Trout Lily
Erythronium revolutum 'Pagoda'

Family: Liliaceae (lil-ee-AY-see-ee) (Info)
Genus: Erythronium (er-ih-THROH-nee-um) (Info)
Species: revolutum (re-vo-LOO-tum) (Info)
Cultivar: Pagoda
View this plant in a garden

Category:

Bulbs

Foliage Color:

Unknown - Tell us

Bloom Characteristics:

Unknown - Tell us

Water Requirements:

Average Water Needs; Water regularly; do not overwater

Where to Grow:

Unknown - Tell us

Height:

6-12 in. (15-30 cm)

12-18 in. (30-45 cm)

Spacing:

6-9 in. (15-22 cm)

9-12 in. (22-30 cm)

Hardiness:

USDA Zone 3a: to -39.9 C (-40 F)

USDA Zone 3b: to -37.2 C (-35 F)

USDA Zone 4a: to -34.4 C (-30 F)

USDA Zone 4b: to -31.6 C (-25 F)

USDA Zone 5a: to -28.8 C (-20 F)

USDA Zone 5b: to -26.1 C (-15 F)

USDA Zone 6a: to -23.3 C (-10 F)

USDA Zone 6b: to -20.5 C (-5 F)

USDA Zone 7a: to -17.7 C (0 F)

USDA Zone 7b: to -14.9 C (5 F)

USDA Zone 8a: to -12.2 C (10 F)

USDA Zone 8b: to -9.4 C (15 F)

USDA Zone 9a: to -6.6 C (20 F)

USDA Zone 9b: to -3.8 C (25 F)

Sun Exposure:

Light Shade

Danger:

N/A

Bloom Color:

Pale Yellow

Chartreuse (Yellow-Green)

Bloom Time:

Mid Spring

Foliage:

Shiny/Glossy-Textured

Mottled

Other details:

Unknown - Tell us

Soil pH requirements:

5.1 to 5.5 (strongly acidic)

5.6 to 6.0 (acidic)

6.1 to 6.5 (mildly acidic)

6.6 to 7.5 (neutral)

Patent Information:

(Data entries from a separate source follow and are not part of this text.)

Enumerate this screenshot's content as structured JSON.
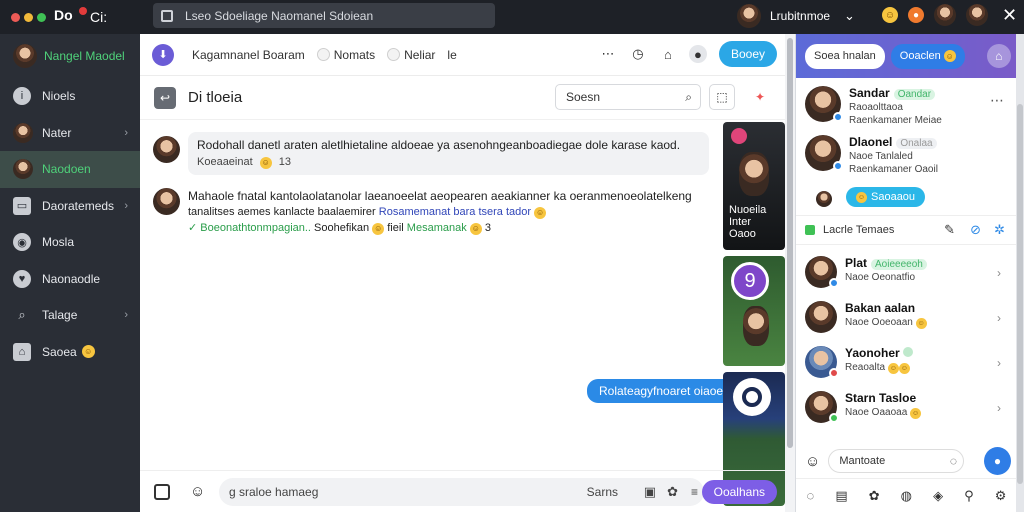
{
  "app": {
    "title": "Ci:",
    "logo_text": "Do",
    "search_text": "Lseo Sdoeliage Naomanel Sdoiean"
  },
  "user": {
    "name": "Lrubitnmoe"
  },
  "sidebar": {
    "items": [
      {
        "label": "Nangel Maodel",
        "icon": "avatar"
      },
      {
        "label": "Nioels",
        "icon": "info-icon"
      },
      {
        "label": "Nater",
        "icon": "avatar"
      },
      {
        "label": "Naodoen",
        "icon": "avatar"
      },
      {
        "label": "Daoratemeds",
        "icon": "monitor-icon"
      },
      {
        "label": "Mosla",
        "icon": "globe-icon"
      },
      {
        "label": "Naonaodle",
        "icon": "heart-icon"
      },
      {
        "label": "Talage",
        "icon": "search-icon"
      },
      {
        "label": "Saoea",
        "icon": "home-icon"
      }
    ]
  },
  "filterbar": {
    "chips": [
      "Kagamnanel Boaram",
      "Nomats",
      "Neliar",
      "le"
    ],
    "primary_button": "Booey"
  },
  "chat": {
    "title": "Di tloeia",
    "search_text": "Soesn",
    "messages": [
      {
        "text": "Rodohall danetl araten aletlhietaline aldoeae ya asenohngeanboadiegae dole karase kaod.",
        "meta": "Koeaaeinat",
        "meta_count": "13"
      },
      {
        "line1": "Mahaole fnatal kantolaolatanolar laeanoeelat aeopearen aeakianner ka oeranmenoeolatelkeng",
        "line2_prefix": "tanalitses aemes kanlacte baalaemirer",
        "line2_link": "Rosamemanat bara",
        "line2_link2": "tsera tador",
        "line3_ok": "Boeonathtonmpagian..",
        "line3_text": "Soohefikan",
        "line3_mid": "fieil",
        "line3_ok2": "Mesamanak",
        "line3_count": "3"
      }
    ],
    "outgoing": "Rolateagyfnoaret oiaoea"
  },
  "media": {
    "m1_caption": "Nuoeila Inter",
    "m1_sub": "Oaoo",
    "m2_badge": "9"
  },
  "composer": {
    "placeholder": "g sraloe hamaeg",
    "right_label": "Sarns",
    "send_button": "Ooalhans"
  },
  "rpanel": {
    "tab1": "Soea hnalan",
    "tab2": "Ooaclen",
    "contacts_top": [
      {
        "name": "Sandar",
        "tag": "Oandar",
        "sub1": "Raoaolttaoa",
        "sub2": "Raenkamaner Meiae"
      },
      {
        "name": "Dlaonel",
        "tag": "Onalaa",
        "sub1": "Naoe Tanlaled",
        "sub2": "Raenkamaner Oaoil"
      }
    ],
    "cyan_pill": "Saoaaou",
    "section": "Lacrle Temaes",
    "contacts": [
      {
        "name": "Plat",
        "tag": "Aoieeeeoh",
        "sub": "Naoe Oeonatfio"
      },
      {
        "name": "Bakan aalan",
        "tag": "",
        "sub": "Naoe Ooeoaan"
      },
      {
        "name": "Yaonoher",
        "tag": "",
        "sub": "Reaoalta"
      },
      {
        "name": "Starn Tasloe",
        "tag": "",
        "sub": "Naoe Oaaoaa"
      }
    ],
    "compose_placeholder": "Mantoate"
  },
  "colors": {
    "topbar": "#1e2127",
    "sidebar": "#2a2e36",
    "accent_blue": "#2ba7e6",
    "accent_purple": "#7d5ee6"
  }
}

Non-patented

Propagation Methods:

By dividing rhizomes, tubers, corms or bulbs (including offsets)

Seed Collecting:

Allow pods to dry on plant; break open to collect seeds

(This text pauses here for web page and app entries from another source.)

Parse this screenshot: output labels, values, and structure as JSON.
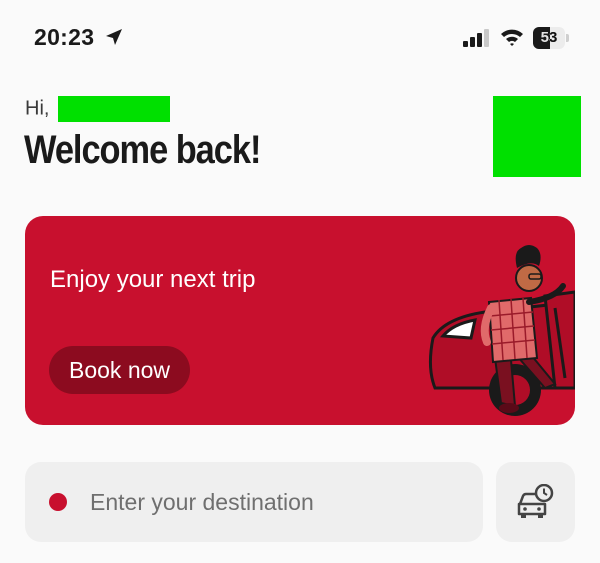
{
  "status_bar": {
    "time": "20:23",
    "battery_level": "53",
    "battery_fraction": 0.53,
    "icons": [
      "location-arrow-icon",
      "cellular-signal-icon",
      "wifi-icon",
      "battery-icon"
    ]
  },
  "header": {
    "greeting": "Hi,",
    "title": "Welcome back!"
  },
  "promo": {
    "title": "Enjoy your next trip",
    "button_label": "Book now",
    "illustration": "person-exiting-car-illustration"
  },
  "destination": {
    "placeholder": "Enter your destination",
    "schedule_icon": "car-clock-icon"
  },
  "colors": {
    "brand_red": "#c8102e",
    "button_dark_red": "#8c0b1f",
    "redaction_green": "#00e000",
    "field_bg": "#efefef"
  }
}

N/A: plant does not set seed, flowers are sterile, or plants will not come true from seed

Regional

This plant has been said to grow in the following regions:

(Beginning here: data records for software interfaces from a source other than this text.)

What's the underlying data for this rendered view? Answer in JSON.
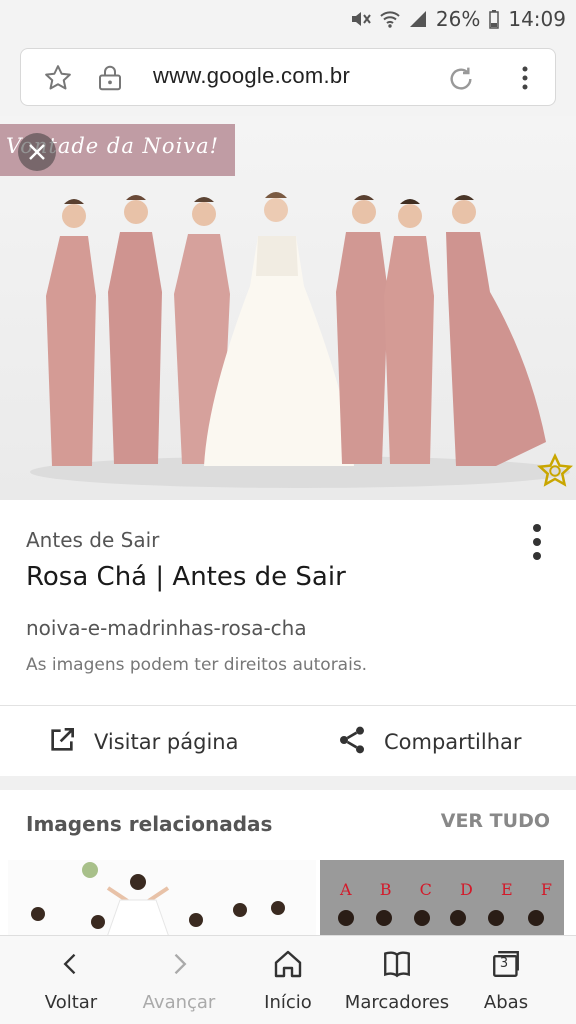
{
  "status_bar": {
    "icons": [
      "mute-icon",
      "wifi-icon",
      "signal-icon",
      "battery-icon"
    ],
    "battery": "26%",
    "time": "14:09"
  },
  "url_bar": {
    "url": "www.google.com.br",
    "icons": [
      "star-icon",
      "lock-icon",
      "reload-icon",
      "more-vert-icon"
    ]
  },
  "hero": {
    "watermark_text": "Vontade da Noiva!",
    "close_icon": "close-icon",
    "badge_icon": "star-badge-icon"
  },
  "result": {
    "source": "Antes de Sair",
    "title": "Rosa Chá | Antes de Sair",
    "filename": "noiva-e-madrinhas-rosa-cha",
    "copyright_note": "As imagens podem ter direitos autorais.",
    "actions": [
      {
        "label": "Visitar página",
        "icon": "open-in-new-icon"
      },
      {
        "label": "Compartilhar",
        "icon": "share-icon"
      }
    ]
  },
  "related": {
    "title": "Imagens relacionadas",
    "see_all": "VER TUDO",
    "letters": [
      "A",
      "B",
      "C",
      "D",
      "E",
      "F"
    ]
  },
  "bottom_nav": [
    {
      "label": "Voltar",
      "icon": "chevron-left-icon",
      "enabled": true
    },
    {
      "label": "Avançar",
      "icon": "chevron-right-icon",
      "enabled": false
    },
    {
      "label": "Início",
      "icon": "home-icon",
      "enabled": true
    },
    {
      "label": "Marcadores",
      "icon": "bookmarks-icon",
      "enabled": true
    },
    {
      "label": "Abas",
      "icon": "tabs-icon",
      "enabled": true,
      "badge": "3"
    }
  ],
  "colors": {
    "dress_pink": "#d49b95",
    "watermark_bg": "#c09ca4",
    "letter_red": "#d31a2a"
  }
}
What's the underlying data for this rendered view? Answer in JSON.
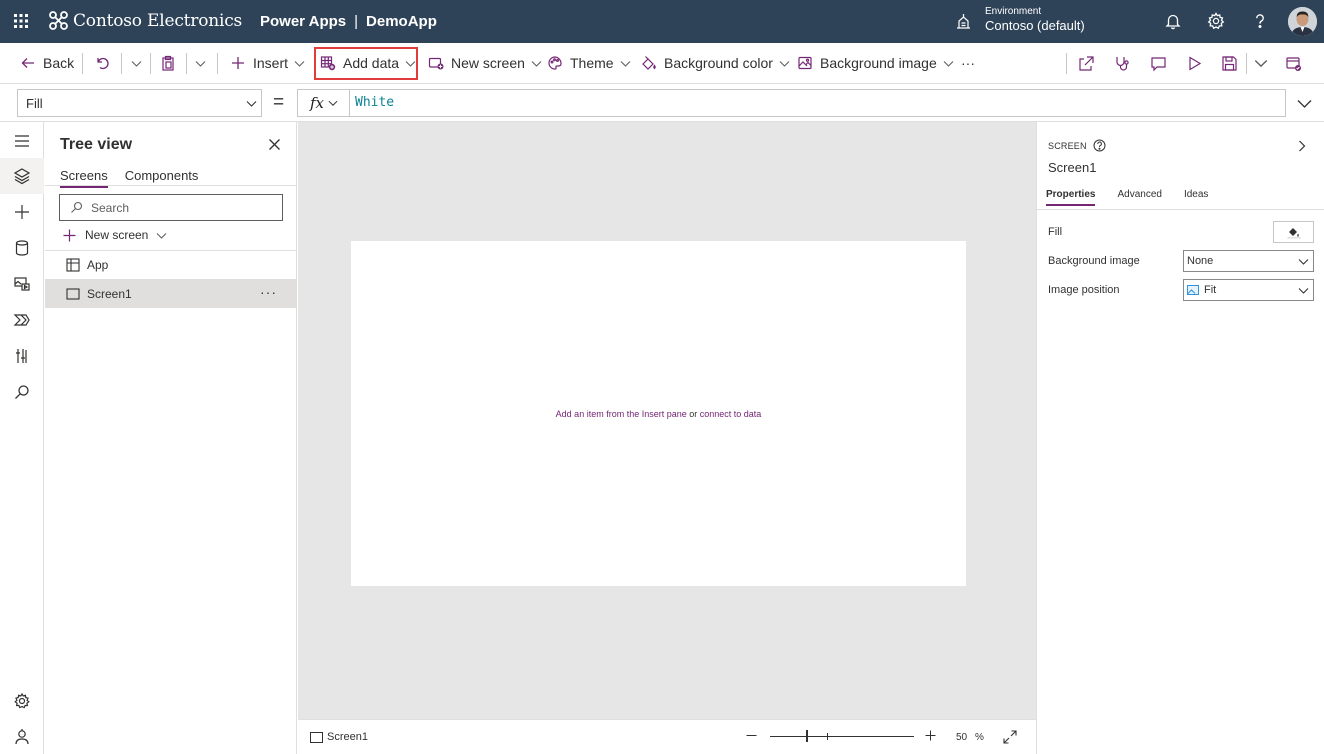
{
  "header": {
    "brand": "Contoso Electronics",
    "product": "Power Apps",
    "separator": "|",
    "app_name": "DemoApp",
    "environment_label": "Environment",
    "environment_name": "Contoso (default)",
    "icons": [
      "waffle-icon",
      "environment-icon",
      "bell-icon",
      "gear-icon",
      "help-icon"
    ],
    "background_color": "#2f4358"
  },
  "commandbar": {
    "back": "Back",
    "insert": "Insert",
    "add_data": "Add data",
    "new_screen": "New screen",
    "theme": "Theme",
    "background_color": "Background color",
    "background_image": "Background image",
    "more": "···",
    "highlight_color": "#e03c3c"
  },
  "formula_bar": {
    "property": "Fill",
    "equals": "=",
    "fx": "fx",
    "formula": "White"
  },
  "tree_view": {
    "title": "Tree view",
    "tabs": [
      "Screens",
      "Components"
    ],
    "selected_tab": "Screens",
    "search_placeholder": "Search",
    "new_screen": "New screen",
    "items": [
      {
        "label": "App",
        "icon": "app-icon"
      },
      {
        "label": "Screen1",
        "icon": "screen-icon",
        "selected": true
      }
    ],
    "more": "···"
  },
  "canvas": {
    "hint_part1": "Add an item from the Insert pane",
    "hint_or": " or ",
    "hint_part2": "connect to data",
    "accent_color": "#742774"
  },
  "statusbar": {
    "screen_name": "Screen1",
    "zoom": "50",
    "zoom_unit": "%"
  },
  "properties_pane": {
    "type": "SCREEN",
    "name": "Screen1",
    "tabs": [
      "Properties",
      "Advanced",
      "Ideas"
    ],
    "selected_tab": "Properties",
    "fill_label": "Fill",
    "background_image_label": "Background image",
    "background_image_value": "None",
    "image_position_label": "Image position",
    "image_position_value": "Fit"
  }
}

Sittingbourne,

Chicago, Illinois

Indianapolis, Indiana

Roslindale, Massachusetts

West Stockbridge, Massachusetts

Ann Arbor, Michigan

Saint Clair Shores, Michigan

Sparks, Nevada

Portland, Oregon

Wilkes Barre, Pennsylvania

Wynnewood, Pennsylvania

show all

Gardeners' Notes:

3
positives
1
neutral
0
negatives
RatingContent
Positive

On Mar 31, 2014, coriaceous from ROSLINDALE, MA wrote:

Lovely soft lemon-yellow flowers, reminiscent of turk's cap lillies. The beautifully bronze-marbled leaves are also highly ornamental. Blooms with mid-late daffodils---last spring they looked fantastic with Narcissus 'Thalia'.

Best in deciduous shade. I plant the bulbs with the pointed end about an inch deep.

This cultivar is a hybrid between two rare western species---E. tuolumense x E. revolutum. It performs better in east coast gardens than our common native E. americanum.

Widely and inexpensively available from mail order dealers in fall bulbs. Order in September, and plant immediately on receipt---these dry out quickly.

Positive

On Feb 13, 2007, davidawheeler from Shutesbury, MA (Zone 5b) wrote:

Grows in western Massachusetts when the trout and shad begin to run.

Neutral

On Nov 22, 2004, smiln32 from Oklahoma City, OK (Zone 7a) wrote:

This plant has many common names: Avalanche Lily, Fawn Lily, Glacier Lily, Trout Lily. It prefers somewhat shady conditions and rich, well-drained soil. Flowers bloom in early spring. It does not reproduce quickly (but does so with offshoots). Plant in autumn about 5" deep. In northern climates, mulch it, too.

Positive

On Apr 19, 2003, philomel from Castelnau RB Pyrenes
France (Zone 8a) wrote:

This is a lovely bulbous plant for light or dappled shade. Not only does it have elegant spikes carrying up to ten pendant yellow flowers, but it also has large, glossy rather mottled leaves.